Saturday’s special meeting, with Council member Robert Oliver again joining the discussion via teleconference from Ventura where he is recuperating from hip surgery, was a continuation of the discussion that started at another special council meeting Wednesday about the proposed layoffs. At the request of the union employees’ SEIU (Service Employees International Union) representatives and to give city staff time to answer the union’s questions, the council agreed to continue negotiation talks one more time, which they did on Friday.

However, as the unanimous council decision on Saturday showed, none of the union’s suggested options to minimize the number of their members who lost their jobs made any impact whatsoever on the final council vote.

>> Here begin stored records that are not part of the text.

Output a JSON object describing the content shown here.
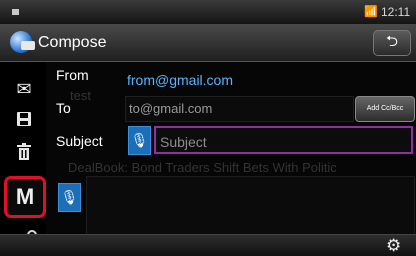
{
  "status": {
    "time": "12:11",
    "wifi_icon": "wifi-icon"
  },
  "header": {
    "title": "Compose",
    "back_icon": "back-arrow-icon"
  },
  "sidebar": [
    {
      "name": "mail-icon",
      "glyph": "✉"
    },
    {
      "name": "save-icon",
      "glyph": "💾"
    },
    {
      "name": "trash-icon",
      "glyph": "🗑"
    },
    {
      "name": "gmail-icon",
      "glyph": "M"
    },
    {
      "name": "search-icon",
      "glyph": "🔍"
    }
  ],
  "form": {
    "from_label": "From",
    "from_value": "from@gmail.com",
    "to_label": "To",
    "to_placeholder": "to@gmail.com",
    "add_cc_label": "Add Cc/Bcc",
    "subject_label": "Subject",
    "subject_placeholder": "Subject",
    "ghost_to": "test",
    "ghost_body": "DealBook: Bond Traders Shift Bets With Politic"
  },
  "bottom": {
    "gear_icon": "gear-icon"
  }
}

“I’m absolutely heartbroken about this,” Mayor Kristy prefaced her brief comment before answering the roll call for vote, “but it’s something that we need to do,” she said.

“It’s a tough day. It’s the hardest day of my three-year career as a councilman,” council member Sonny Dhaliwal said echoing the mayor’s sentiments.

“We have to make these hard decisions,” he said, “but we still care. I wish we have another option but we don’t.”

But union spokespersons Ralph Pullido and Caroline Lucas, who were deeply disappointed by the council’s action, insist they don’t believe that city officials truly exhausted all the options presented before them to save at least some of the jobs that were cut. They also maintain that this first, and they hope, last round of layoffs was not fair.

“We don’t think it was done fairly. When you lose eight (union members) to one (non-union), I don’t think that’s fair,” Pulido said.

Added Lucas, “I think there were more options” that city officials could have considered.

For example, she said, “management has benefits we (union members) don’t have, and they refused to make cuts to those perks.”

But those were issues that city management and the union have discussed several times since February when they started meeting to sort out and find an equitable resolution to the budget deficit, according to staff in a written response to all the points brought up by the union representatives at the council meeting on Wednesday.

Council member Oliver said he appreciated “all input received” from the union but that they have the responsibility to make sure the city is fiscally sound. He pointed out that the ongoing fiscal pain is not limited to Lathrop alone, that it’s even worse in some cities such as Stockton which laid off 100 people, and Manteca which lost 44 positions.

Council member Christopher Mateo somberly stated that he was pinning his hope on the city manager to continue efforts to minimize the job bloodletting in the employee roster.

“I have faith in our city (workers) and I have full faith in our city manager,” he said.

Vice Mayor Martha Salcedo did not offer any comments prior to the vote.

In response to the union’s charges of inequality with respect to the unequal number of union and non-union members laid off, staff repeated what they have already pointed out before that they looked at the monetary value of the layoffs which, “on a person-to-person basis,” was virtually equal. According to figures crunched by the finance department, the layoffs will save the city a total of $1.3 million annually with savings from union members amounting to $0.66 million and $0.68 from non-union positions.

Still, there’s $1.2 million in deficit that the city needs to whittle down. That will be the object of Phase 2.

Despite the disappointing news on Saturday, Pulido said, “We’ll continue to work with management to work with the deficit.”

In the meantime, he and Lucas said the union is planning to hold a fund-raiser to help the union members who are losing their jobs, including a young maintenance worker in Parks and Recreation whose wife is expecting their first child in January.

Assistance being provided by the city to the laid off employees include a 25-day severance pay and extending their COBRA (health insurance) coverage with the city paying 65 percent of it for one year, or having it paid by the city 100 percent for six months plus another three months at 65 percent.